### WORK REQUEST:
Apart from the pictures, return every line of the listing exactly.

### EXERCISE DATA:
···

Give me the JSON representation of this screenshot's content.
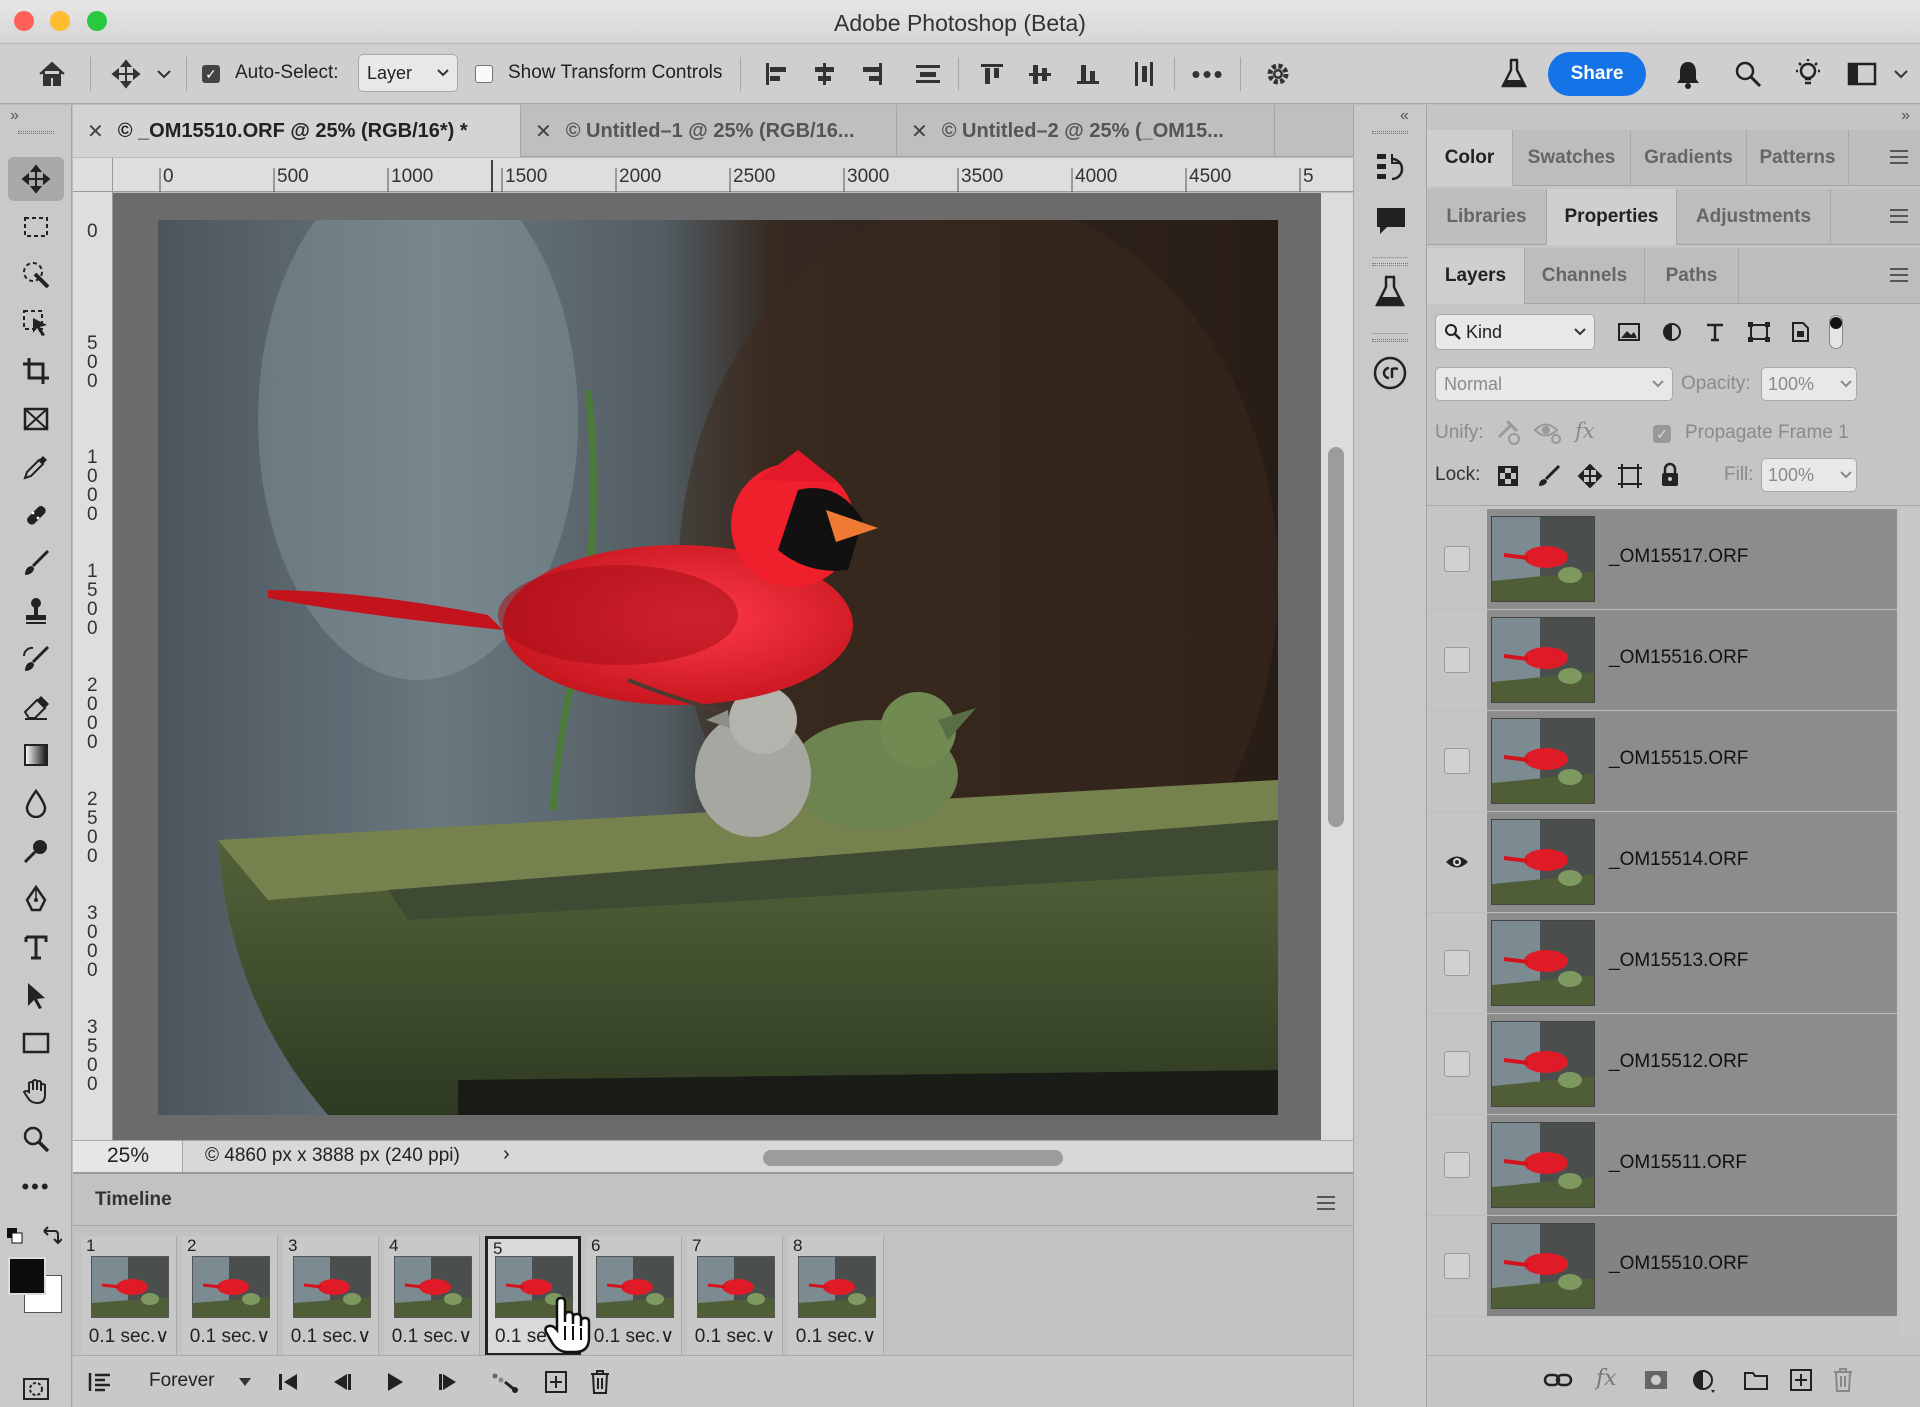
{
  "window": {
    "title": "Adobe Photoshop (Beta)"
  },
  "options_bar": {
    "auto_select_label": "Auto-Select:",
    "auto_select_value": "Layer",
    "show_transform_label": "Show Transform Controls",
    "share_label": "Share"
  },
  "tabs": [
    {
      "label": "© _OM15510.ORF @ 25% (RGB/16*) *",
      "active": true
    },
    {
      "label": "© Untitled–1 @ 25% (RGB/16...",
      "active": false
    },
    {
      "label": "© Untitled–2 @ 25% (_OM15...",
      "active": false
    }
  ],
  "ruler_h": [
    "0",
    "500",
    "1000",
    "1500",
    "2000",
    "2500",
    "3000",
    "3500",
    "4000",
    "4500",
    "5"
  ],
  "ruler_v": [
    "0",
    "500",
    "1000",
    "1500",
    "2000",
    "2500",
    "3000",
    "3500"
  ],
  "status": {
    "zoom": "25%",
    "doc_info": "© 4860 px x 3888 px (240 ppi)"
  },
  "timeline": {
    "title": "Timeline",
    "loop": "Forever",
    "frames": [
      {
        "num": "1",
        "delay": "0.1 sec.∨"
      },
      {
        "num": "2",
        "delay": "0.1 sec.∨"
      },
      {
        "num": "3",
        "delay": "0.1 sec.∨"
      },
      {
        "num": "4",
        "delay": "0.1 sec.∨"
      },
      {
        "num": "5",
        "delay": "0.1 se"
      },
      {
        "num": "6",
        "delay": "0.1 sec.∨"
      },
      {
        "num": "7",
        "delay": "0.1 sec.∨"
      },
      {
        "num": "8",
        "delay": "0.1 sec.∨"
      }
    ]
  },
  "panel_tabs_1": [
    "Color",
    "Swatches",
    "Gradients",
    "Patterns"
  ],
  "panel_tabs_2": [
    "Libraries",
    "Properties",
    "Adjustments"
  ],
  "panel_tabs_3": [
    "Layers",
    "Channels",
    "Paths"
  ],
  "layers_panel": {
    "filter_kind": "Kind",
    "blend_mode": "Normal",
    "opacity_label": "Opacity:",
    "opacity_value": "100%",
    "unify_label": "Unify:",
    "propagate_label": "Propagate Frame 1",
    "lock_label": "Lock:",
    "fill_label": "Fill:",
    "fill_value": "100%",
    "layers": [
      {
        "name": "_OM15517.ORF",
        "visible": false
      },
      {
        "name": "_OM15516.ORF",
        "visible": false
      },
      {
        "name": "_OM15515.ORF",
        "visible": false
      },
      {
        "name": "_OM15514.ORF",
        "visible": true
      },
      {
        "name": "_OM15513.ORF",
        "visible": false
      },
      {
        "name": "_OM15512.ORF",
        "visible": false
      },
      {
        "name": "_OM15511.ORF",
        "visible": false
      },
      {
        "name": "_OM15510.ORF",
        "visible": false
      }
    ]
  },
  "colors": {
    "accent": "#1473e6",
    "cardinal": "#e01b28"
  }
}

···

### RESULT BELOW:
Give me the JSON representation of this screenshot's content.
{
  "window": {
    "title": "Adobe Photoshop (Beta)"
  },
  "options_bar": {
    "auto_select_label": "Auto-Select:",
    "auto_select_value": "Layer",
    "show_transform_label": "Show Transform Controls",
    "share_label": "Share"
  },
  "tabs": [
    {
      "label": "© _OM15510.ORF @ 25% (RGB/16*) *",
      "active": true
    },
    {
      "label": "© Untitled–1 @ 25% (RGB/16...",
      "active": false
    },
    {
      "label": "© Untitled–2 @ 25% (_OM15...",
      "active": false
    }
  ],
  "ruler_h": [
    "0",
    "500",
    "1000",
    "1500",
    "2000",
    "2500",
    "3000",
    "3500",
    "4000",
    "4500",
    "5"
  ],
  "ruler_v": [
    "0",
    "500",
    "1000",
    "1500",
    "2000",
    "2500",
    "3000",
    "3500"
  ],
  "status": {
    "zoom": "25%",
    "doc_info": "© 4860 px x 3888 px (240 ppi)"
  },
  "timeline": {
    "title": "Timeline",
    "loop": "Forever",
    "frames": [
      {
        "num": "1",
        "delay": "0.1 sec.∨"
      },
      {
        "num": "2",
        "delay": "0.1 sec.∨"
      },
      {
        "num": "3",
        "delay": "0.1 sec.∨"
      },
      {
        "num": "4",
        "delay": "0.1 sec.∨"
      },
      {
        "num": "5",
        "delay": "0.1 se"
      },
      {
        "num": "6",
        "delay": "0.1 sec.∨"
      },
      {
        "num": "7",
        "delay": "0.1 sec.∨"
      },
      {
        "num": "8",
        "delay": "0.1 sec.∨"
      }
    ]
  },
  "panel_tabs_1": [
    "Color",
    "Swatches",
    "Gradients",
    "Patterns"
  ],
  "panel_tabs_2": [
    "Libraries",
    "Properties",
    "Adjustments"
  ],
  "panel_tabs_3": [
    "Layers",
    "Channels",
    "Paths"
  ],
  "layers_panel": {
    "filter_kind": "Kind",
    "blend_mode": "Normal",
    "opacity_label": "Opacity:",
    "opacity_value": "100%",
    "unify_label": "Unify:",
    "propagate_label": "Propagate Frame 1",
    "lock_label": "Lock:",
    "fill_label": "Fill:",
    "fill_value": "100%",
    "layers": [
      {
        "name": "_OM15517.ORF",
        "visible": false
      },
      {
        "name": "_OM15516.ORF",
        "visible": false
      },
      {
        "name": "_OM15515.ORF",
        "visible": false
      },
      {
        "name": "_OM15514.ORF",
        "visible": true
      },
      {
        "name": "_OM15513.ORF",
        "visible": false
      },
      {
        "name": "_OM15512.ORF",
        "visible": false
      },
      {
        "name": "_OM15511.ORF",
        "visible": false
      },
      {
        "name": "_OM15510.ORF",
        "visible": false
      }
    ]
  },
  "colors": {
    "accent": "#1473e6",
    "cardinal": "#e01b28"
  }
}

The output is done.